> _Work required_:
Give only the number of lines below that contain the word "this".

> _The data_:
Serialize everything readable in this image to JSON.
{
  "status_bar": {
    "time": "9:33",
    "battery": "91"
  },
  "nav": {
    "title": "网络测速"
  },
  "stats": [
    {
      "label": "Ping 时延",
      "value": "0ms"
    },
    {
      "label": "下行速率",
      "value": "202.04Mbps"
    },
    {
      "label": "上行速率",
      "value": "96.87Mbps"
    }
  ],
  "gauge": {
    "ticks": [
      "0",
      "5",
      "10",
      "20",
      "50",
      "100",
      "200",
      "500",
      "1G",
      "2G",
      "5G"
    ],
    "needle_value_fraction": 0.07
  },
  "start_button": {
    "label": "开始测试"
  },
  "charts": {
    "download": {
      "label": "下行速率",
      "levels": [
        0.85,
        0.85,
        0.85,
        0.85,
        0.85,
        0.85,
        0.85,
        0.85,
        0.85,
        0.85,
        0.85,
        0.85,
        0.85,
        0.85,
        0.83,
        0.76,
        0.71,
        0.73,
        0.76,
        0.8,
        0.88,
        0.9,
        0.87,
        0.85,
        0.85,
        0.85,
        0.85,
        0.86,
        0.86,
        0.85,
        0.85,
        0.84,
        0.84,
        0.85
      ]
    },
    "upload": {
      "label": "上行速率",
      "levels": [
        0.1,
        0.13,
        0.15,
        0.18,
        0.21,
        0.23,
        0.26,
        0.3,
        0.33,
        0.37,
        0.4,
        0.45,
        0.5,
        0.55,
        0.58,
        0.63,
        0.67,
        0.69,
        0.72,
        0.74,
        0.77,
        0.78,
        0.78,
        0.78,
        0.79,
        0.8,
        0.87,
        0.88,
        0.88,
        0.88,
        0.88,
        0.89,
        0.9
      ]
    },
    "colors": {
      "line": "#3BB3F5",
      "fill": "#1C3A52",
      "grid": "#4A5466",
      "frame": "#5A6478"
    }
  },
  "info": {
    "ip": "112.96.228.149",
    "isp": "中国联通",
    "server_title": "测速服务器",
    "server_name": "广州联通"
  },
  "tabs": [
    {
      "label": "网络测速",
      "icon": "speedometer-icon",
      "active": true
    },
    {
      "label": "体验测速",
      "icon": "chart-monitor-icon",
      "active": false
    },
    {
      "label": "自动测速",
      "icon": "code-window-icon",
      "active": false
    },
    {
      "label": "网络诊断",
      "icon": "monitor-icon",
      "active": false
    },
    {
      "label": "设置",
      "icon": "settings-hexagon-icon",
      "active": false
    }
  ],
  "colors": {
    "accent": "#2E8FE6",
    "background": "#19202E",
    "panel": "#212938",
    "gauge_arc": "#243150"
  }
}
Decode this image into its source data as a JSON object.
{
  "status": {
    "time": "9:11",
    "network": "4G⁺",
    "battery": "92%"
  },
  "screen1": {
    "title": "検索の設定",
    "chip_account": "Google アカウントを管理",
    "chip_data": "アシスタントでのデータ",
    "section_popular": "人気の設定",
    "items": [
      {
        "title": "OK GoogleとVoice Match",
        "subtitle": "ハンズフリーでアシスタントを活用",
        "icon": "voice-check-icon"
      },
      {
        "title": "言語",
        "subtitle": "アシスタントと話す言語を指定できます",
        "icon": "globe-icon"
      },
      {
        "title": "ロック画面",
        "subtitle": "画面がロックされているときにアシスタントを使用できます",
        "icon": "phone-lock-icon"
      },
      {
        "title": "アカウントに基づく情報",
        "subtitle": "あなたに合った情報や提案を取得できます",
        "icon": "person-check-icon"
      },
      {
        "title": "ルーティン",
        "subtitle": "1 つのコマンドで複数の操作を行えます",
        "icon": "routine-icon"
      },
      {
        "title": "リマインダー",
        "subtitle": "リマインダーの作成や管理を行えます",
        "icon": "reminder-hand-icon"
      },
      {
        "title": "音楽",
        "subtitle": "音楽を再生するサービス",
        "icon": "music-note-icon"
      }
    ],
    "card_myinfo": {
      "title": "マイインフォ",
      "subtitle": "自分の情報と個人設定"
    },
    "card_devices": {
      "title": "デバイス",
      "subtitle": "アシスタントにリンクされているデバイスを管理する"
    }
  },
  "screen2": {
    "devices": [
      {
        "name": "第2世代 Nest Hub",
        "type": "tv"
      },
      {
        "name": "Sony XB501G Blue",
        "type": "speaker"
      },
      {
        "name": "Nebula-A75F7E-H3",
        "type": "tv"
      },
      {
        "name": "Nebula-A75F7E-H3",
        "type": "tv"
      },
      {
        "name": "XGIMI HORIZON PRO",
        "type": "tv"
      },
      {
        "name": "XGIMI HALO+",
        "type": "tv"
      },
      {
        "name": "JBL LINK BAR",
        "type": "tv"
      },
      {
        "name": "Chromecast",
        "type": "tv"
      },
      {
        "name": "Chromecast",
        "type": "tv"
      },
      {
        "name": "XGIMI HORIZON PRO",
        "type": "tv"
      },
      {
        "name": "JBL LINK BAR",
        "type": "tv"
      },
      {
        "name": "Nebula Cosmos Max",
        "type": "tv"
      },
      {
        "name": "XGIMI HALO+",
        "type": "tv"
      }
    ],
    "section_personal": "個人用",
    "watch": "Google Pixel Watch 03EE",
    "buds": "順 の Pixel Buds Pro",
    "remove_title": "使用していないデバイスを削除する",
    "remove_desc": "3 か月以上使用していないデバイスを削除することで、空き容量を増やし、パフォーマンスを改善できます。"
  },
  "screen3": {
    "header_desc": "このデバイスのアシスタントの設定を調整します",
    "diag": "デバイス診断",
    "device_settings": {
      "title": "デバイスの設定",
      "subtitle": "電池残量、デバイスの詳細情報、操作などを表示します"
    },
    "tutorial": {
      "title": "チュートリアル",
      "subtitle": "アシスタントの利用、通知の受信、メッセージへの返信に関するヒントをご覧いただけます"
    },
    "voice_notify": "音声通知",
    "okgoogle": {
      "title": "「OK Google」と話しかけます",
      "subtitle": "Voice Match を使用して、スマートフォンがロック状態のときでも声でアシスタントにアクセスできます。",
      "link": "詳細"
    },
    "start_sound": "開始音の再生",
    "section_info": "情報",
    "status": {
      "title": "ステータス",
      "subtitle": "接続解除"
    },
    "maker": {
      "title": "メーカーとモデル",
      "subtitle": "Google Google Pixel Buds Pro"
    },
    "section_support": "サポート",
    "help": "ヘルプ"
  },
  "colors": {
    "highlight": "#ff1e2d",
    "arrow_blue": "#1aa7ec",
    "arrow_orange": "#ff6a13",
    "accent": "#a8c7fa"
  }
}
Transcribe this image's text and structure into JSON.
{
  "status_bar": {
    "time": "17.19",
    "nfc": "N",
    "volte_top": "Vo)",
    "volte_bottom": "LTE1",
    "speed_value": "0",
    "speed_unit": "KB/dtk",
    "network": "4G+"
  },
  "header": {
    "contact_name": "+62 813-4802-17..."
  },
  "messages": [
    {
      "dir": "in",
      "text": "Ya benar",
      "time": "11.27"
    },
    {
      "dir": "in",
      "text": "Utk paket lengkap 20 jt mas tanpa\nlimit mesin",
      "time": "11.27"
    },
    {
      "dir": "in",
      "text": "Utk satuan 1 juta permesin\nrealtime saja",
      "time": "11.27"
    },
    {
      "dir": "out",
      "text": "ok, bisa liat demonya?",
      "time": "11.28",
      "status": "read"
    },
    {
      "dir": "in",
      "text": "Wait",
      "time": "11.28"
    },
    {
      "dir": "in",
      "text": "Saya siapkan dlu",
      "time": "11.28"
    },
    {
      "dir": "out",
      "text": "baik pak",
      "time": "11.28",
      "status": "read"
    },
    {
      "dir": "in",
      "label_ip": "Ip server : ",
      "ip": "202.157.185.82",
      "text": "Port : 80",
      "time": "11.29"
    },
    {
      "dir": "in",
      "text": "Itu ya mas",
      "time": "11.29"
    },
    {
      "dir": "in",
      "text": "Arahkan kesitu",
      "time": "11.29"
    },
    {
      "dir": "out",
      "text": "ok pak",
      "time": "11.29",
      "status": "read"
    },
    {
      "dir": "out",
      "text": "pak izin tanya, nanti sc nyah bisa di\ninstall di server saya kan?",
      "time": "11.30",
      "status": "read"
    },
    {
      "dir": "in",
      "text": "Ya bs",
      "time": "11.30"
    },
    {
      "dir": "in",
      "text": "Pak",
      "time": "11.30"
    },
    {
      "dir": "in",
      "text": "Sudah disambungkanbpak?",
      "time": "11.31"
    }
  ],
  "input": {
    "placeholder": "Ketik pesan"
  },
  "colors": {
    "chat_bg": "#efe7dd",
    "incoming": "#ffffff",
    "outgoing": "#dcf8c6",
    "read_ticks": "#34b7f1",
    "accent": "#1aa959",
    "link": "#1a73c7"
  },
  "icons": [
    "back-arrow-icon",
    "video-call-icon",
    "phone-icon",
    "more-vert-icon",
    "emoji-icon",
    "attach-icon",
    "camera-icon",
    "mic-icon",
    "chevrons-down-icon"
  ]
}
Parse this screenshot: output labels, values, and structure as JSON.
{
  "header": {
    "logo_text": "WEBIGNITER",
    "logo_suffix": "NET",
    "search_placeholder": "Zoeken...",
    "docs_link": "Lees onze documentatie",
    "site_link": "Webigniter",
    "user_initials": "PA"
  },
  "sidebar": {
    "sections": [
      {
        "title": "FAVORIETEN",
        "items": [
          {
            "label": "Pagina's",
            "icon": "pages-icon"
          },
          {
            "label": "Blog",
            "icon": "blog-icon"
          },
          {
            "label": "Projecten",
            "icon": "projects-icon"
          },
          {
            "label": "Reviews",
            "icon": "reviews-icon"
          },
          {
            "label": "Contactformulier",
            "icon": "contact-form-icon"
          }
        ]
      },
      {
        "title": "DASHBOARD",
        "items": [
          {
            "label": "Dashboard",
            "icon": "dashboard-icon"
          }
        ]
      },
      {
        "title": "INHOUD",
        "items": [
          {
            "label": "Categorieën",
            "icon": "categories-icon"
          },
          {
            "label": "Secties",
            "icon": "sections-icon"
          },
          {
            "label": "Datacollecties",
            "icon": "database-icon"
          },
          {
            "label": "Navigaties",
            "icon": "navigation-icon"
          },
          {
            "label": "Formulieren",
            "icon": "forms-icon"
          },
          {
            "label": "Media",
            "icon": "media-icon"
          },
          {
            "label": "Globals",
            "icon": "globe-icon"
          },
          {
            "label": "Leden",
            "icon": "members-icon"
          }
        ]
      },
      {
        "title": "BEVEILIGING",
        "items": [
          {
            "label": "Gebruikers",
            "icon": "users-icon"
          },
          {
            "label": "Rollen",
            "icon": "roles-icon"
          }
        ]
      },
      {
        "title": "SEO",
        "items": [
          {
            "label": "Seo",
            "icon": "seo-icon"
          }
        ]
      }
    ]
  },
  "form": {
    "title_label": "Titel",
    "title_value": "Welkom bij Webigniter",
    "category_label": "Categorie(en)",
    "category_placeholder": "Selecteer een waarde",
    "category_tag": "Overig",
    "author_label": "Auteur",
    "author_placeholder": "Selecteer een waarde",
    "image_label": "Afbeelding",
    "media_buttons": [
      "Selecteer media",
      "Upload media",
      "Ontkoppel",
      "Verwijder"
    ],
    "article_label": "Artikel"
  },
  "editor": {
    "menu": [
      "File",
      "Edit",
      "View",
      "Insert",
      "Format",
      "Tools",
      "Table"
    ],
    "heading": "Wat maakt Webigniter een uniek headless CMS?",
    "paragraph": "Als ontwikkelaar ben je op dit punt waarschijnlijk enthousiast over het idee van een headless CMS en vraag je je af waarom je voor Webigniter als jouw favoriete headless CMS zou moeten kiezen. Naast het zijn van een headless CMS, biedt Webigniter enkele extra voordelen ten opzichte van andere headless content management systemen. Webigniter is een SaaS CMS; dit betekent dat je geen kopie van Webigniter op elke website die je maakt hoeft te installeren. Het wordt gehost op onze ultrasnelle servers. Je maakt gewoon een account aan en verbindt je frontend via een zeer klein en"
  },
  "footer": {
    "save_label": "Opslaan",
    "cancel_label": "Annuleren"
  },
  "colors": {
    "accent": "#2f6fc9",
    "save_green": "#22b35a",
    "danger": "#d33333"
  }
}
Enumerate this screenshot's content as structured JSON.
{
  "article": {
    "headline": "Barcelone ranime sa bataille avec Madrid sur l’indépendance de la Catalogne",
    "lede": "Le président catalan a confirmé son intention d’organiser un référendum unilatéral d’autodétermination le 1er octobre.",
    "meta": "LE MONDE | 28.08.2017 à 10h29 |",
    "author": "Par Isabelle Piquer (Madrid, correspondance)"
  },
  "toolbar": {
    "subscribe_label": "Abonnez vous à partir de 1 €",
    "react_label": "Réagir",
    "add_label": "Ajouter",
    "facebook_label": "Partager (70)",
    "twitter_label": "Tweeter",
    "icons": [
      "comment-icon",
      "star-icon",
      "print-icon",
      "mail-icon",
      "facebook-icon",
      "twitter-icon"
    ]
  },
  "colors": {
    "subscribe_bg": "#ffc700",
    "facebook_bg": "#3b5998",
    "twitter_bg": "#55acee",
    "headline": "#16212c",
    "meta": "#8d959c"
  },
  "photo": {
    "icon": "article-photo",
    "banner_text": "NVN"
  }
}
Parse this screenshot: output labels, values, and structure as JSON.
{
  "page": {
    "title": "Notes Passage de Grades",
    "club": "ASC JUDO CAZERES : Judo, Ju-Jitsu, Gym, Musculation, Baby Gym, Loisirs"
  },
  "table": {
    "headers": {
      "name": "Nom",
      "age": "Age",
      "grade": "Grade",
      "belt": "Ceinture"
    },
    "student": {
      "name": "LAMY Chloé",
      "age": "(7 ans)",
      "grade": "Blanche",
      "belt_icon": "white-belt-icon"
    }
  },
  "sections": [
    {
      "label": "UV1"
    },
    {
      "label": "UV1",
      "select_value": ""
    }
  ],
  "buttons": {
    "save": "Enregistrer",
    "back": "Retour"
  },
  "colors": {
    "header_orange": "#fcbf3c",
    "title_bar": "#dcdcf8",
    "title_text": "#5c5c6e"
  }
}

> _Output below_:
6